_Prompt:_ Pull every line with "price" from the data.

_Task material:_
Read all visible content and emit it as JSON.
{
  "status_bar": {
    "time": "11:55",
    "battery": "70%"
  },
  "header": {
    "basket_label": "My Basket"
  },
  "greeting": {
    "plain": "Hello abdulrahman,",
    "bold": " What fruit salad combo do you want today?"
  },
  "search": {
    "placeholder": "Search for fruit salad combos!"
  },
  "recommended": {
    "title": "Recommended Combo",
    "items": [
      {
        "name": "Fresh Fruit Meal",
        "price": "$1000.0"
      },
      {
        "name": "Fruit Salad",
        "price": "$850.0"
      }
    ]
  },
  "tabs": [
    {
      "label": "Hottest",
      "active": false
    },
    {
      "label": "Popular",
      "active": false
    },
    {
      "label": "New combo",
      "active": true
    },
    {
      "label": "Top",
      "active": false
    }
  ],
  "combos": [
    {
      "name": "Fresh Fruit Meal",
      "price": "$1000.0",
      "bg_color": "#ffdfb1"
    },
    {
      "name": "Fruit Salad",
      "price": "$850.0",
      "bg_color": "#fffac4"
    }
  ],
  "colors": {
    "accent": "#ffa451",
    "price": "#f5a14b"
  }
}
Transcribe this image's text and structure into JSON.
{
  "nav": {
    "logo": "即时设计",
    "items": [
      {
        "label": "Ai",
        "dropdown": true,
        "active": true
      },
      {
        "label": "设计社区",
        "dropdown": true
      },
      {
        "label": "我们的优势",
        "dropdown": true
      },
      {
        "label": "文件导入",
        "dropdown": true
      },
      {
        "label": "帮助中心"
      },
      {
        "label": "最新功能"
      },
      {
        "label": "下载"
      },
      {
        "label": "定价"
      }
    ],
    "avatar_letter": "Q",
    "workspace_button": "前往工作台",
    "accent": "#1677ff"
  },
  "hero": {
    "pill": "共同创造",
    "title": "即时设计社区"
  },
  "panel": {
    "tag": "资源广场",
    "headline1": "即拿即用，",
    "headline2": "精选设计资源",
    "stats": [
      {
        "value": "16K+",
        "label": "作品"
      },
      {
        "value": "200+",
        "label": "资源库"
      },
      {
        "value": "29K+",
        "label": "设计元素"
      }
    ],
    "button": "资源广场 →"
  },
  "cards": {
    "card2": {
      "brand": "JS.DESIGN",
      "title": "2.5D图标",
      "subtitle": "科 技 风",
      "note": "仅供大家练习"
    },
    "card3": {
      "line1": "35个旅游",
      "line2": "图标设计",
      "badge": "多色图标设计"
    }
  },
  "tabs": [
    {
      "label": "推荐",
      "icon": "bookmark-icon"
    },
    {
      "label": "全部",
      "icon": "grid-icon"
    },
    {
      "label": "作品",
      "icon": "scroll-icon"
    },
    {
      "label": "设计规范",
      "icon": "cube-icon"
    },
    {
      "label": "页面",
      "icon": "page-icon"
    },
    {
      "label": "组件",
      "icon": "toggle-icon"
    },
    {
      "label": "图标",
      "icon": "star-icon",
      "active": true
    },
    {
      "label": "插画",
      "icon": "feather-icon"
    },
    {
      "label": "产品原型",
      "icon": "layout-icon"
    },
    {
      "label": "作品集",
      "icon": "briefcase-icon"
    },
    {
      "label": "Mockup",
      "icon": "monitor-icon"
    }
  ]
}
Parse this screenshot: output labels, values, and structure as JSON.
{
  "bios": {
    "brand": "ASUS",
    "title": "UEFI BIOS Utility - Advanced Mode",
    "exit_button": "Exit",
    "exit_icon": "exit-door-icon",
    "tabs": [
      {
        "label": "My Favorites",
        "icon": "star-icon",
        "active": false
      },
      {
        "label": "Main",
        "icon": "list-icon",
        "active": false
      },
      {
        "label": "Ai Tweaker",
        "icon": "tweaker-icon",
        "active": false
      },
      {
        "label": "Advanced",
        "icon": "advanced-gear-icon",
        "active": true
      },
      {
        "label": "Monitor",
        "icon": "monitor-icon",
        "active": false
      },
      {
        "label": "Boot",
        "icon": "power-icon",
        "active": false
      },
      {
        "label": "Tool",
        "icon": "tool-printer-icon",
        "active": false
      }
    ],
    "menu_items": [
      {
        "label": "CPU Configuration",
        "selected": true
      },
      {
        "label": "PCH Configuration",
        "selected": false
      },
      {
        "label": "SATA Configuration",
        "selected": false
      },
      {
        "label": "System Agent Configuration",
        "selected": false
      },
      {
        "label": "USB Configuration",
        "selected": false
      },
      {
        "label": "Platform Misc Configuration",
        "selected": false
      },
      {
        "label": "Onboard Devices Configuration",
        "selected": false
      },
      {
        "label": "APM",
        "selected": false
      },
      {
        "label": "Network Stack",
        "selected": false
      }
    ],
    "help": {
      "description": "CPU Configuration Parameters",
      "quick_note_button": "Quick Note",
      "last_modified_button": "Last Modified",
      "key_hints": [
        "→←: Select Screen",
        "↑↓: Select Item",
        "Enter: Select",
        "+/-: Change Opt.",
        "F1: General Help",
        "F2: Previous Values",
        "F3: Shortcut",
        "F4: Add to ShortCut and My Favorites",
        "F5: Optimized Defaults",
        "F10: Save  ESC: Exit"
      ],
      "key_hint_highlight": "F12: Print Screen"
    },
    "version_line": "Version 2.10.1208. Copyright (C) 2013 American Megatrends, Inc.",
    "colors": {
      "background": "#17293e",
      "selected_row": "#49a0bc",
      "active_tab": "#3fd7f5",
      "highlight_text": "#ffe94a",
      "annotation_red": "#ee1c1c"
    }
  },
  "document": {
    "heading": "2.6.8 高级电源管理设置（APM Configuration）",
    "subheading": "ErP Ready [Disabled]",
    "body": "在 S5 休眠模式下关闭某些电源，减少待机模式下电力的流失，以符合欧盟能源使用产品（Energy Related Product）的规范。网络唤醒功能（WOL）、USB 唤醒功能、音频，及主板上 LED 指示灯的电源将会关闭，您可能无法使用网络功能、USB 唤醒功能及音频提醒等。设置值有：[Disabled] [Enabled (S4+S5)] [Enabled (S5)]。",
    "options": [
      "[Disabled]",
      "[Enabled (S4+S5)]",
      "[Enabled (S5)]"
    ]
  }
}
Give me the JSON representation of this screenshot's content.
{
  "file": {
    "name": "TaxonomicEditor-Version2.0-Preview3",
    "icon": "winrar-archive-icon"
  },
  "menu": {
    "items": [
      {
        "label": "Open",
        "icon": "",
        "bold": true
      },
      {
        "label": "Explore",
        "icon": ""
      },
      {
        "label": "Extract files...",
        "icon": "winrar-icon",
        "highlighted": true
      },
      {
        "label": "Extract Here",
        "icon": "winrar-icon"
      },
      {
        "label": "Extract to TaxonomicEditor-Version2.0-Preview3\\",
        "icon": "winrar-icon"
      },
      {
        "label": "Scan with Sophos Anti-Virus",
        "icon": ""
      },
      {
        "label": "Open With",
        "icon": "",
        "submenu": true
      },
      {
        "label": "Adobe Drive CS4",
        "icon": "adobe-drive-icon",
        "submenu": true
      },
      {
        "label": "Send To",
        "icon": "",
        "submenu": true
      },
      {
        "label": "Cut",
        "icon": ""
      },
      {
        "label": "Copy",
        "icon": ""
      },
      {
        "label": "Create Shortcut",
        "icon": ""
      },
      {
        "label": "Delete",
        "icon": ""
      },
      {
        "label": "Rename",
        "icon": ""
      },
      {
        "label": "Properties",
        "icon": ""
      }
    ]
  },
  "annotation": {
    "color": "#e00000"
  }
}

_Exercise response:_
        "price": "$1000.0"
        "price": "$850.0"
      "price": "$1000.0",
      "price": "$850.0",
    "price": "#f5a14b"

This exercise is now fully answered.